The Supreme Court heard arguments for the first time Wednesday about whether police can obtain cellphone location records without a warrant, setting up the possibility for legal precedent that could affect privacy law for generations.
Experts have said the case could have consequences far beyond location tracking by law enforcement – it could impact National Security Agency surveillance and even help outline how courts should handle privacy concerns as technology evolves.
The case, Carpenter v. United States, stems from the case of Timothy Carpenter and Timothy Sanders, who were convicted in 2013 of robbing Radio Shack and T-Mobile stores in Michigan and Ohio.
During its investigation into the robberies, the FBI sought information from the suspects’ cellphone service providers to place them at the scene of the crime. But rather than obtain a warrant, the agency requested the data under the Stored Communications Act, which applies to electronic communications stored by third-party service providers and has a lower standard of evidence than the Fourth Amendment requirement for a search warrant. The FBI also requested cellphone location data for a 127-day period — instead of just the days on which the robberies occurred — allowing federal law enforcement agents to precisely map the men’s movements over a period of four months.
Much of Wednesday’s argument focused on whether the men had a reasonable expectation of privacy regarding their whereabouts over such an extended period.
“Nobody has expected in a free society that our longer-term locations will be aggregated and tracked in the way that they can be here,” said Nate Wessler, an American Civil Liberties Union lawyer who represents Carpenter. “Longer-term periods or aggregations of cell site location information is a search, and requires a warrant.”
Michael Dreeben, the Justice Department’s deputy solicitor general, argued instead that the cellphone service providers that collect data are more like witnesses to a crime, and that the government can request information from them if it has a reasonable suspicion a crime has been committed.
“The technology here is new, but the legal principles that this court has articulated under the Fourth Amendment are not,” said Dreeben.
During the argument, Justice Sonia Sotomayor, a liberal, seemed sympathetic to Wessler’s arguments about how intrusive cellphone tracking can be. “I know that most young people have the phones in the bed with them,” Sotomayor said, to laughter from the audience in the packed courtroom. “I know people who take phones into public restrooms. … It’s an appendage now for some people. ”
The case is about much more than cell-site records; it requires the Supreme Court to scrutinize one of the basic tenets of surveillance law – what lawyers call the “third-party doctrine.” The decades-old doctrine is based on the idea that people forfeit their expectation of privacy under the Fourth Amendment when they voluntarily hand over information to private companies, like banks and telecom and internet companies. When the government is investigating a criminal suspect, it can then obtain information from the third party without a warrant.

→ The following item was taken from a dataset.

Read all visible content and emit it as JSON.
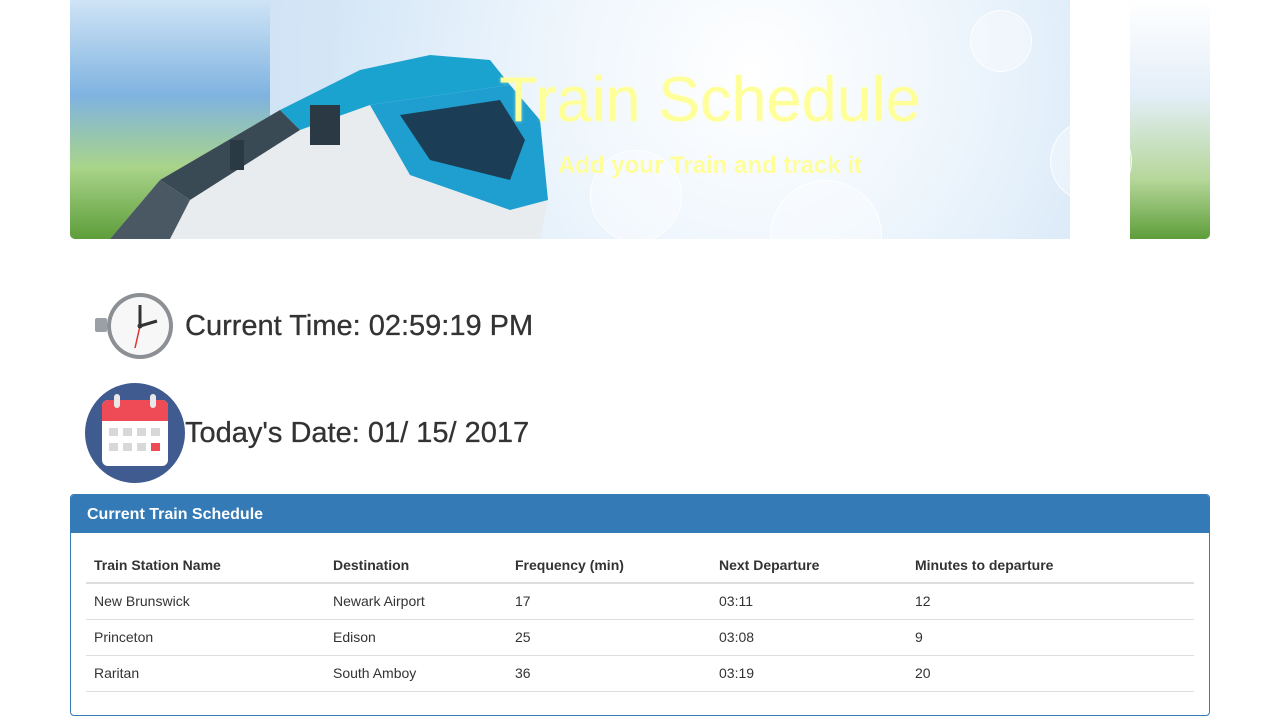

The doctrine has its origins in a 1979 Supreme Court case, in which the court ruled that police did not need a warrant to obtain a list of numbers that called a certain phone. Since the information appeared on a monthly phone bill, the court reasoned at the time, the government was simply requesting information people consented to hand over.
That idea formed part of the legal underpinning for a now-defunct NSA surveillance program that the agency used to collect the phone records of every American in bulk. After NSA whistleblower Edward Snowden revealed the existence of the program in 2013, Congress passed a law to amend it in 2015.
Wednesday’s case asks the court to re-examine the third-party doctrine in a fundamental way. Lawyers for Carpenter conceded that he agreed to have his location tracked by his cellphone provider, but said it was entirely different for the police to access that data over a sustained period of time and to use that to piece together a picture of someone’s life.
At Wednesday’s argument, Trump appointee Justice Neil Gorsuch pressed Dreeben on the limits of the third-party doctrine, especially when privacy and property interests are involved. “Isn’t that exactly your argument here — that so long as a third party’s involved, we can get anything we want?” Gorsuch asked, suggesting he thought there should be some limit on the government’s ability to obtain personal information.
Carpenter is the Supreme Court’s second exploration of the intersection of cellphone technology and the Fourth Amendment. In a 2014 case called Riley v. California, the court unanimously ruled that police must obtain a warrant to search the information on the cellphone of a person who has been arrested. Chief Justice John Roberts wrote in the Riley opinion that cellphones are such as “pervasive and insistent part of daily life that the proverbial visitor from Mars might conclude they were an important feature of human anatomy.”
On Wednesday, the justices seemed to agree that Carpenter could have significant implications for how law enforcement agencies collect other types of information. Justice Stephen Breyer questioned Wessler about how the outcome of the case could affect future cases involving bank records and noted the ramifications could be big.
“This is an open box. We know not where we go,” Breyer said.